BEGIN Input records

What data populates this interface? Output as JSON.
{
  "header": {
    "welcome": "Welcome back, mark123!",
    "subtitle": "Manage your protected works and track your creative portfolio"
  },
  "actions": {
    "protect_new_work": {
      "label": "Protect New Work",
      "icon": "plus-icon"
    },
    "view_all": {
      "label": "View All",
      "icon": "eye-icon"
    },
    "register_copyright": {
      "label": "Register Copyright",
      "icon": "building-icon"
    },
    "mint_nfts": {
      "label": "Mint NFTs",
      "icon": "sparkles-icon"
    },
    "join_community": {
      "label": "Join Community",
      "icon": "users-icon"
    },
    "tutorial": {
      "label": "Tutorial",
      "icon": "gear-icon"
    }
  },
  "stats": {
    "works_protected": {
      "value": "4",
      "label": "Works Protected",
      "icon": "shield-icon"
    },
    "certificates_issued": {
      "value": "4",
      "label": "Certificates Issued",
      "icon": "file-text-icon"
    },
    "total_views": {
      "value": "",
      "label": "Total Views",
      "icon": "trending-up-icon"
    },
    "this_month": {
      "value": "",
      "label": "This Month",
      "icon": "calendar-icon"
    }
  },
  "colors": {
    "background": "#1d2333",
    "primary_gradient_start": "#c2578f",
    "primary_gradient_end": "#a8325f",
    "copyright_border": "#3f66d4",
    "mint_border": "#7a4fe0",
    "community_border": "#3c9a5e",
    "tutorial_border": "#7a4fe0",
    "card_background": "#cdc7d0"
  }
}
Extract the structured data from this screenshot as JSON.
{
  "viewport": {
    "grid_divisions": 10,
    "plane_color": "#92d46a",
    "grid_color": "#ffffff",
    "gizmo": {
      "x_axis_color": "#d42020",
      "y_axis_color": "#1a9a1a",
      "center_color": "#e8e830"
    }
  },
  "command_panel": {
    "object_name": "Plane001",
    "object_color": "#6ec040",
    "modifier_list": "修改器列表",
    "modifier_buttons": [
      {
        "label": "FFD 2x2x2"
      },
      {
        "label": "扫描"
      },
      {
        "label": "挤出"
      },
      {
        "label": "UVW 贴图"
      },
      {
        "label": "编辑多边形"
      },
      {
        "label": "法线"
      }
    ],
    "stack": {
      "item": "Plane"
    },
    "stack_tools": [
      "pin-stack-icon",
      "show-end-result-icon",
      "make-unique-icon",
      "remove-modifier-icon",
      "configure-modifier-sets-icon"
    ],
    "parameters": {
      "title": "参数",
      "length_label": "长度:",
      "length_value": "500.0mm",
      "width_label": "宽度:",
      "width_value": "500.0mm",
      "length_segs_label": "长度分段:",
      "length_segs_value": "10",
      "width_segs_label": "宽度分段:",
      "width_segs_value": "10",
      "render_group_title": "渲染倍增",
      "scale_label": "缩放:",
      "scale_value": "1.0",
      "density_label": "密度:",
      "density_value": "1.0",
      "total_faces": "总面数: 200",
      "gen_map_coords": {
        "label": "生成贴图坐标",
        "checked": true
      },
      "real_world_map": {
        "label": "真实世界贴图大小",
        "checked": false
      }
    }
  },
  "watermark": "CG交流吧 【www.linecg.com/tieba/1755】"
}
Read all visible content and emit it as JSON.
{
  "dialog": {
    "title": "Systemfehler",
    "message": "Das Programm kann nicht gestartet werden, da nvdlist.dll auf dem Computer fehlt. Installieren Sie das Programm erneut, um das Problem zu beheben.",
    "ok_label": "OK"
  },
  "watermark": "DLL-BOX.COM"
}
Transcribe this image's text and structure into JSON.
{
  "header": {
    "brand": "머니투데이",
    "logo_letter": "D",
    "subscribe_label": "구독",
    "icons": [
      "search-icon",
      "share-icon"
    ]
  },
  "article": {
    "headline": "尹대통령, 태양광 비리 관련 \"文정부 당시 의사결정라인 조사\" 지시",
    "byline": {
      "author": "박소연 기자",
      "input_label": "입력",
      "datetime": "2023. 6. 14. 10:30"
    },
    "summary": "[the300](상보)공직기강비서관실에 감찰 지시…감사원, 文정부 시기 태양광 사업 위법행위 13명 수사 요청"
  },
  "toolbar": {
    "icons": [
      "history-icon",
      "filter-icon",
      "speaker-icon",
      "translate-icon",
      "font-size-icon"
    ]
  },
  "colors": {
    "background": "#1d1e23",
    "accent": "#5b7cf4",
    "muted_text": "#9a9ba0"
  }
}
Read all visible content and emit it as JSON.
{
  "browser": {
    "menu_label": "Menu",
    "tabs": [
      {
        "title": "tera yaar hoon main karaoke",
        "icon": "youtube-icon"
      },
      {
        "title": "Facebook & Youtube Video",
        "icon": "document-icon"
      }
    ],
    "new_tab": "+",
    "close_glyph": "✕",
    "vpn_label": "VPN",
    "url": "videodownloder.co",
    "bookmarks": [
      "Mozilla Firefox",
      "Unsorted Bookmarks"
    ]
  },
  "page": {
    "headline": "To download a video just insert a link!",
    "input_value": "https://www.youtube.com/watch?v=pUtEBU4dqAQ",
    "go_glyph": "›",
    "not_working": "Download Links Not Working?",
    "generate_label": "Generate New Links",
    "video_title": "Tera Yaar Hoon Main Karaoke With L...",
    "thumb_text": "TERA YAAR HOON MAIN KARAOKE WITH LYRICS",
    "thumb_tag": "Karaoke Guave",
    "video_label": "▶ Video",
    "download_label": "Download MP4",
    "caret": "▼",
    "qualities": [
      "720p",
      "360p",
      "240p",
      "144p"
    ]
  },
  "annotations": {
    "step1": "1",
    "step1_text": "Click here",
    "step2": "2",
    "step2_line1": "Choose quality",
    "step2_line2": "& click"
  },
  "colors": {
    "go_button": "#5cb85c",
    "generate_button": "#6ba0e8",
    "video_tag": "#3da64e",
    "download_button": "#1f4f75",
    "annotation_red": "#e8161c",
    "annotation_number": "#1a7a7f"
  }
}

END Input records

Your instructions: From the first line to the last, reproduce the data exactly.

Answer space:
What data populates this interface? Output as JSON.
{
  "header": {
    "welcome": "Welcome back, mark123!",
    "subtitle": "Manage your protected works and track your creative portfolio"
  },
  "actions": {
    "protect_new_work": {
      "label": "Protect New Work",
      "icon": "plus-icon"
    },
    "view_all": {
      "label": "View All",
      "icon": "eye-icon"
    },
    "register_copyright": {
      "label": "Register Copyright",
      "icon": "building-icon"
    },
    "mint_nfts": {
      "label": "Mint NFTs",
      "icon": "sparkles-icon"
    },
    "join_community": {
      "label": "Join Community",
      "icon": "users-icon"
    },
    "tutorial": {
      "label": "Tutorial",
      "icon": "gear-icon"
    }
  },
  "stats": {
    "works_protected": {
      "value": "4",
      "label": "Works Protected",
      "icon": "shield-icon"
    },
    "certificates_issued": {
      "value": "4",
      "label": "Certificates Issued",
      "icon": "file-text-icon"
    },
    "total_views": {
      "value": "",
      "label": "Total Views",
      "icon": "trending-up-icon"
    },
    "this_month": {
      "value": "",
      "label": "This Month",
      "icon": "calendar-icon"
    }
  },
  "colors": {
    "background": "#1d2333",
    "primary_gradient_start": "#c2578f",
    "primary_gradient_end": "#a8325f",
    "copyright_border": "#3f66d4",
    "mint_border": "#7a4fe0",
    "community_border": "#3c9a5e",
    "tutorial_border": "#7a4fe0",
    "card_background": "#cdc7d0"
  }
}
Extract the structured data from this screenshot as JSON.
{
  "viewport": {
    "grid_divisions": 10,
    "plane_color": "#92d46a",
    "grid_color": "#ffffff",
    "gizmo": {
      "x_axis_color": "#d42020",
      "y_axis_color": "#1a9a1a",
      "center_color": "#e8e830"
    }
  },
  "command_panel": {
    "object_name": "Plane001",
    "object_color": "#6ec040",
    "modifier_list": "修改器列表",
    "modifier_buttons": [
      {
        "label": "FFD 2x2x2"
      },
      {
        "label": "扫描"
      },
      {
        "label": "挤出"
      },
      {
        "label": "UVW 贴图"
      },
      {
        "label": "编辑多边形"
      },
      {
        "label": "法线"
      }
    ],
    "stack": {
      "item": "Plane"
    },
    "stack_tools": [
      "pin-stack-icon",
      "show-end-result-icon",
      "make-unique-icon",
      "remove-modifier-icon",
      "configure-modifier-sets-icon"
    ],
    "parameters": {
      "title": "参数",
      "length_label": "长度:",
      "length_value": "500.0mm",
      "width_label": "宽度:",
      "width_value": "500.0mm",
      "length_segs_label": "长度分段:",
      "length_segs_value": "10",
      "width_segs_label": "宽度分段:",
      "width_segs_value": "10",
      "render_group_title": "渲染倍增",
      "scale_label": "缩放:",
      "scale_value": "1.0",
      "density_label": "密度:",
      "density_value": "1.0",
      "total_faces": "总面数: 200",
      "gen_map_coords": {
        "label": "生成贴图坐标",
        "checked": true
      },
      "real_world_map": {
        "label": "真实世界贴图大小",
        "checked": false
      }
    }
  },
  "watermark": "CG交流吧 【www.linecg.com/tieba/1755】"
}
Read all visible content and emit it as JSON.
{
  "dialog": {
    "title": "Systemfehler",
    "message": "Das Programm kann nicht gestartet werden, da nvdlist.dll auf dem Computer fehlt. Installieren Sie das Programm erneut, um das Problem zu beheben.",
    "ok_label": "OK"
  },
  "watermark": "DLL-BOX.COM"
}
Transcribe this image's text and structure into JSON.
{
  "header": {
    "brand": "머니투데이",
    "logo_letter": "D",
    "subscribe_label": "구독",
    "icons": [
      "search-icon",
      "share-icon"
    ]
  },
  "article": {
    "headline": "尹대통령, 태양광 비리 관련 \"文정부 당시 의사결정라인 조사\" 지시",
    "byline": {
      "author": "박소연 기자",
      "input_label": "입력",
      "datetime": "2023. 6. 14. 10:30"
    },
    "summary": "[the300](상보)공직기강비서관실에 감찰 지시…감사원, 文정부 시기 태양광 사업 위법행위 13명 수사 요청"
  },
  "toolbar": {
    "icons": [
      "history-icon",
      "filter-icon",
      "speaker-icon",
      "translate-icon",
      "font-size-icon"
    ]
  },
  "colors": {
    "background": "#1d1e23",
    "accent": "#5b7cf4",
    "muted_text": "#9a9ba0"
  }
}
Read all visible content and emit it as JSON.
{
  "browser": {
    "menu_label": "Menu",
    "tabs": [
      {
        "title": "tera yaar hoon main karaoke",
        "icon": "youtube-icon"
      },
      {
        "title": "Facebook & Youtube Video",
        "icon": "document-icon"
      }
    ],
    "new_tab": "+",
    "close_glyph": "✕",
    "vpn_label": "VPN",
    "url": "videodownloder.co",
    "bookmarks": [
      "Mozilla Firefox",
      "Unsorted Bookmarks"
    ]
  },
  "page": {
    "headline": "To download a video just insert a link!",
    "input_value": "https://www.youtube.com/watch?v=pUtEBU4dqAQ",
    "go_glyph": "›",
    "not_working": "Download Links Not Working?",
    "generate_label": "Generate New Links",
    "video_title": "Tera Yaar Hoon Main Karaoke With L...",
    "thumb_text": "TERA YAAR HOON MAIN KARAOKE WITH LYRICS",
    "thumb_tag": "Karaoke Guave",
    "video_label": "▶ Video",
    "download_label": "Download MP4",
    "caret": "▼",
    "qualities": [
      "720p",
      "360p",
      "240p",
      "144p"
    ]
  },
  "annotations": {
    "step1": "1",
    "step1_text": "Click here",
    "step2": "2",
    "step2_line1": "Choose quality",
    "step2_line2": "& click"
  },
  "colors": {
    "go_button": "#5cb85c",
    "generate_button": "#6ba0e8",
    "video_tag": "#3da64e",
    "download_button": "#1f4f75",
    "annotation_red": "#e8161c",
    "annotation_number": "#1a7a7f"
  }
}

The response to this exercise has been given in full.